In their own words, the Zellnik brothers have created the “Rodgers and Hammerstein show they never wrote.” With the right blend of drama and humor, tap dancing, singing, and well thought-out and flowing story line, YANK! is an outstanding production. The book and lyrics, vividly describing every delicate feeling, every struggle, have been treated thoughtfully and respectfully by director James Baker. Lighting and sound designers (Aaron J. Dootson and Chris Bogg, respectively) have done a great job in encapsulating the spirit of the 1940s, while the band of seven, under musical director James Cleeve, artfully executed the truly inspired score. Amazing singers in their own right, Hunter and Coxon have been wisely selected as the compelling protagonists, as has the rest of the cast that frames them. The scenes of the three typists embodying characters from Gone with the Wind is one of the funniest I have ever witnessed. Special mention needs to go to an exquisite Sarah-Louise Young who plays every woman in the show (mother, pin-up girl, nurse, lesbian army officer) with the natural ease of a chameleon.

The transfer of YANK! Could not have come at a better time as the U.K. celebrates 50 years of partial decriminalization of homosexuality—the act that recognized homosexuals’ right to love freely. It also comes at the time when the leader of the free world single-handedly decided that transsexuals in the U.S. military are no longer allowed to serve the country they love and are prepared to die for.   

A unique experience and a definite must-see for the serious theater-goer, this sensational and highly relevant piece of theater runs through August 19.

Thanasis Kalantzis

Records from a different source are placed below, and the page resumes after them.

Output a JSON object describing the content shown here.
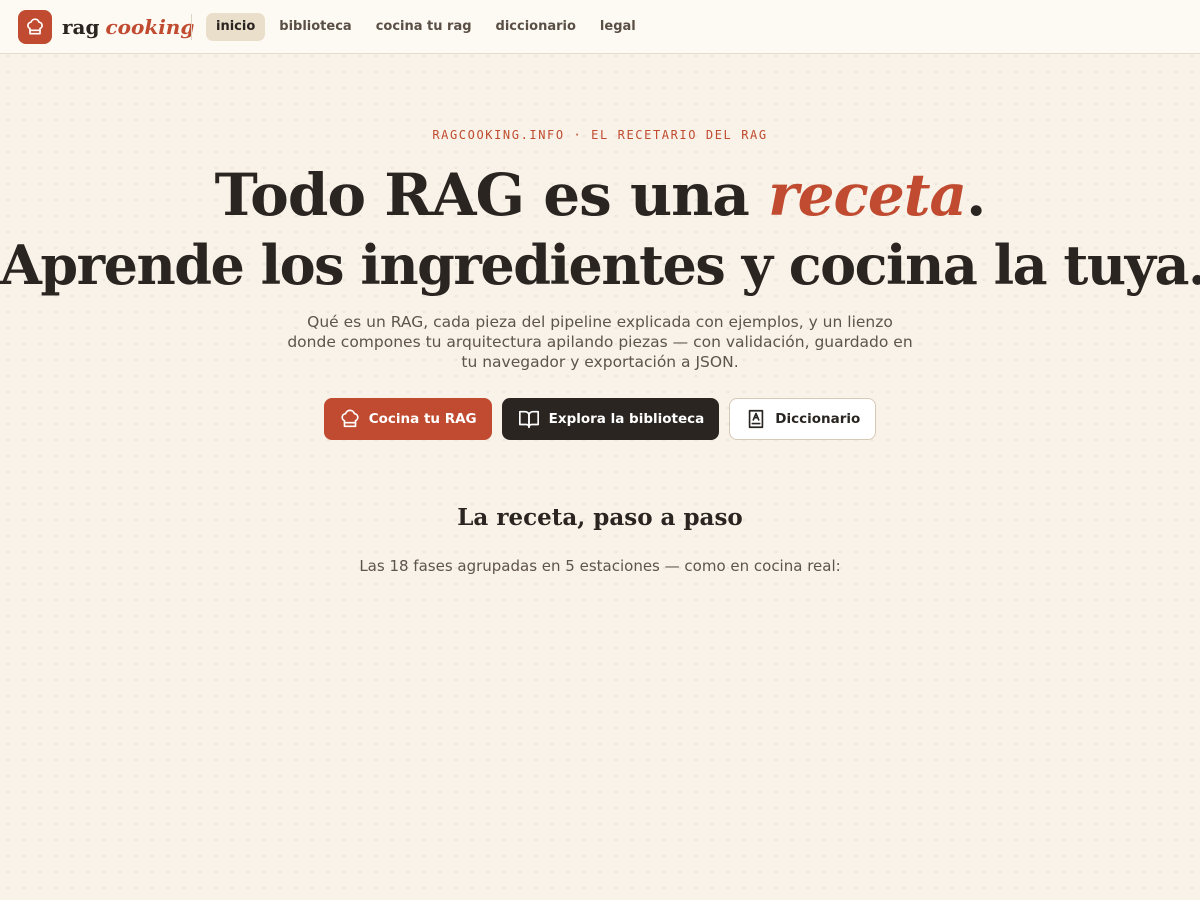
{
  "brand": {
    "name_part1": "rag",
    "name_part2": "cooking",
    "logo_icon": "chef-hat-icon",
    "accent_color": "#c04b30"
  },
  "nav": {
    "items": [
      {
        "label": "inicio",
        "active": true
      },
      {
        "label": "biblioteca",
        "active": false
      },
      {
        "label": "cocina tu rag",
        "active": false
      },
      {
        "label": "diccionario",
        "active": false
      },
      {
        "label": "legal",
        "active": false
      }
    ]
  },
  "hero": {
    "eyebrow": "RAGCOOKING.INFO · EL RECETARIO DEL RAG",
    "title_line1_before": "Todo RAG es una",
    "title_line1_accent": "receta",
    "title_line1_after": ".",
    "title_line2": "Aprende los ingredientes y cocina la tuya.",
    "description": "Qué es un RAG, cada pieza del pipeline explicada con ejemplos, y un lienzo donde compones tu arquitectura apilando piezas — con validación, guardado en tu navegador y exportación a JSON."
  },
  "cta": {
    "primary": {
      "label": "Cocina tu RAG",
      "icon": "chef-hat-icon"
    },
    "secondary": {
      "label": "Explora la biblioteca",
      "icon": "open-book-icon"
    },
    "tertiary": {
      "label": "Diccionario",
      "icon": "dictionary-icon"
    }
  },
  "steps_section": {
    "title": "La receta, paso a paso",
    "subtitle": "Las 18 fases agrupadas en 5 estaciones — como en cocina real:"
  },
  "colors": {
    "background": "#f8f2e8",
    "text": "#2a2521",
    "accent": "#c04b30",
    "dark_button": "#2a2521"
  }
}
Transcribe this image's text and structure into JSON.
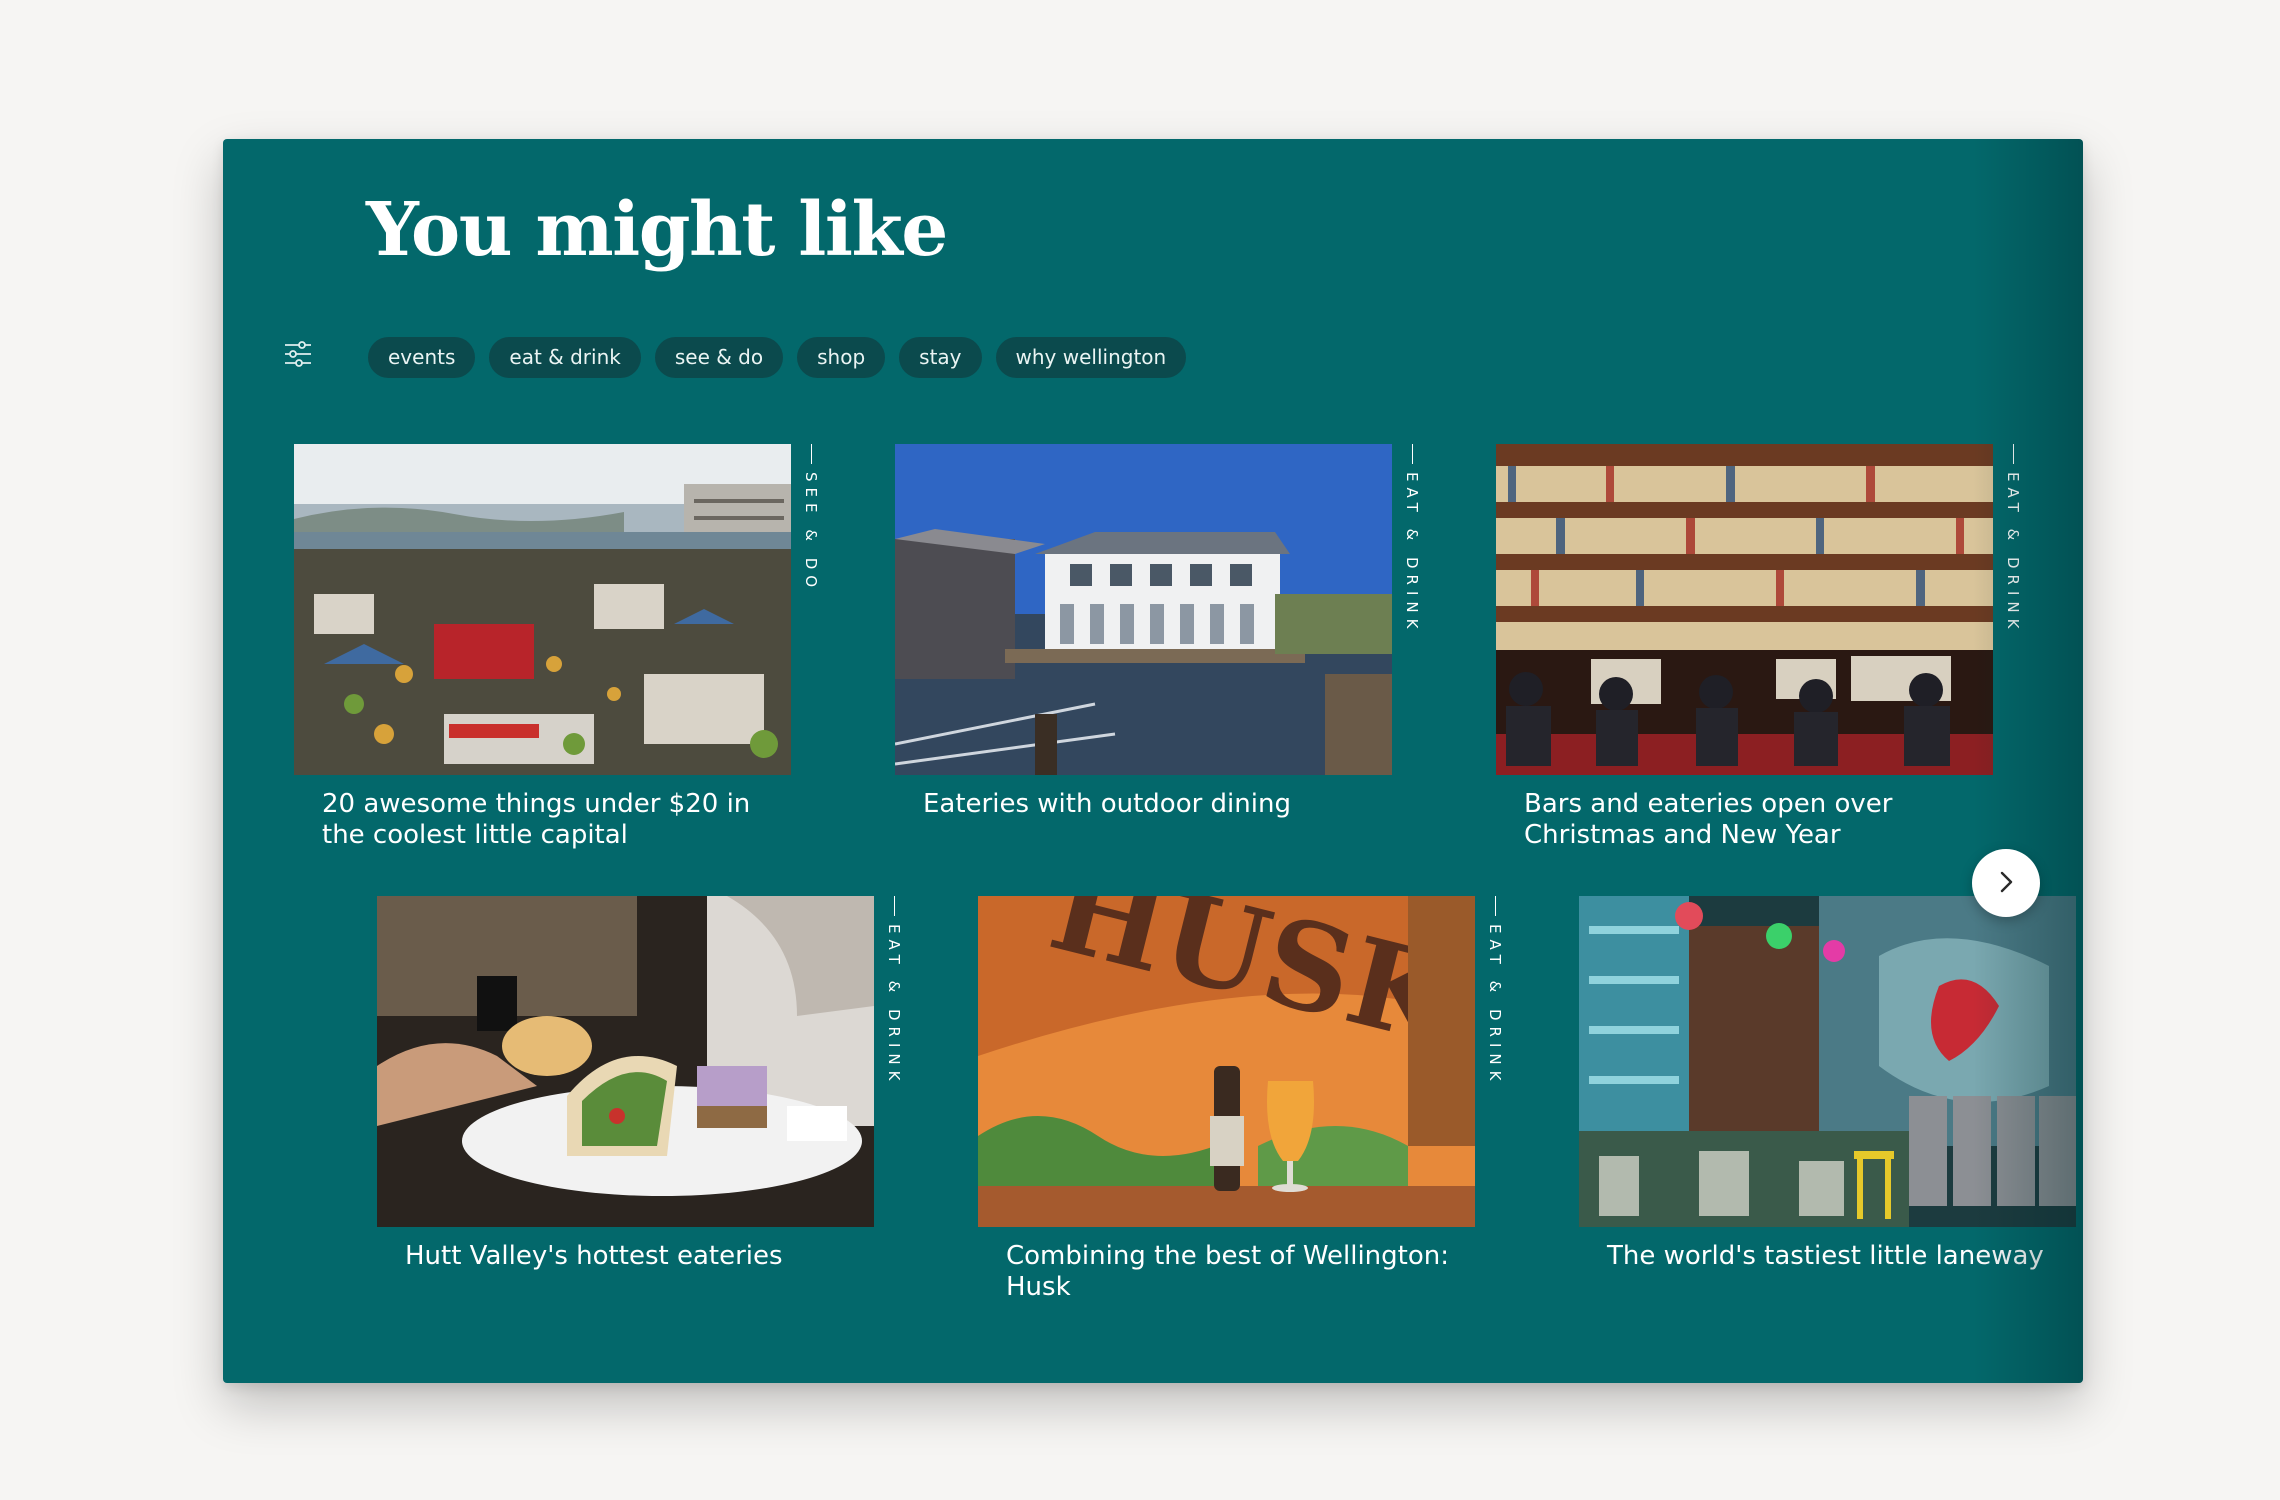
{
  "section": {
    "title": "You might like"
  },
  "filters": {
    "icon": "filter-sliders-icon",
    "chips": [
      "events",
      "eat & drink",
      "see & do",
      "shop",
      "stay",
      "why wellington"
    ]
  },
  "cards": [
    {
      "category": "SEE & DO",
      "title": "20 awesome things under $20 in the coolest little capital"
    },
    {
      "category": "EAT & DRINK",
      "title": "Eateries with outdoor dining"
    },
    {
      "category": "EAT & DRINK",
      "title": "Bars and eateries open over Christmas and New Year"
    },
    {
      "category": "EAT & DRINK",
      "title": "Hutt Valley's hottest eateries"
    },
    {
      "category": "EAT & DRINK",
      "title": "Combining the best of Wellington: Husk"
    },
    {
      "category": "",
      "title": "The world's tastiest little laneway"
    }
  ],
  "carousel": {
    "next_icon": "chevron-right-icon"
  },
  "colors": {
    "panel": "#03686b",
    "chip": "#0b4a4d",
    "page_bg": "#f6f5f3",
    "text": "#ffffff"
  }
}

Thanasis started reviewing for Cabaret Scenes in 2012. He started by reviewing primarily jazz and cabaret artists visiting from the U.S., but these days, he concentrates on British talent. Recently, he added covering musical theater to his duties. He was born in the heart of rural Greece in 1967. He studied Archaeology at the University of Thessaloniki, worked as an excavator in the prehistoric town of Akrotiri, Santorini, and then spent two years on the beautiful island of Crete excavating a Roman village, among other sites. In 1991 he moved to London to study for his MA in Archaeology at University College London thinking that, upon completion, he’d return to Greece and continue with his excavation work. Nevertheless, he gave this amazingly diverse city a go, and started working with various companies, including the Horniman Museum, Sotheby’s and, most recently, the Big Lottery Fund, the organization that allocates lottery funds to arts and charities. His been in London for 26 years, and is happily married to his husband and runs a small, successful business.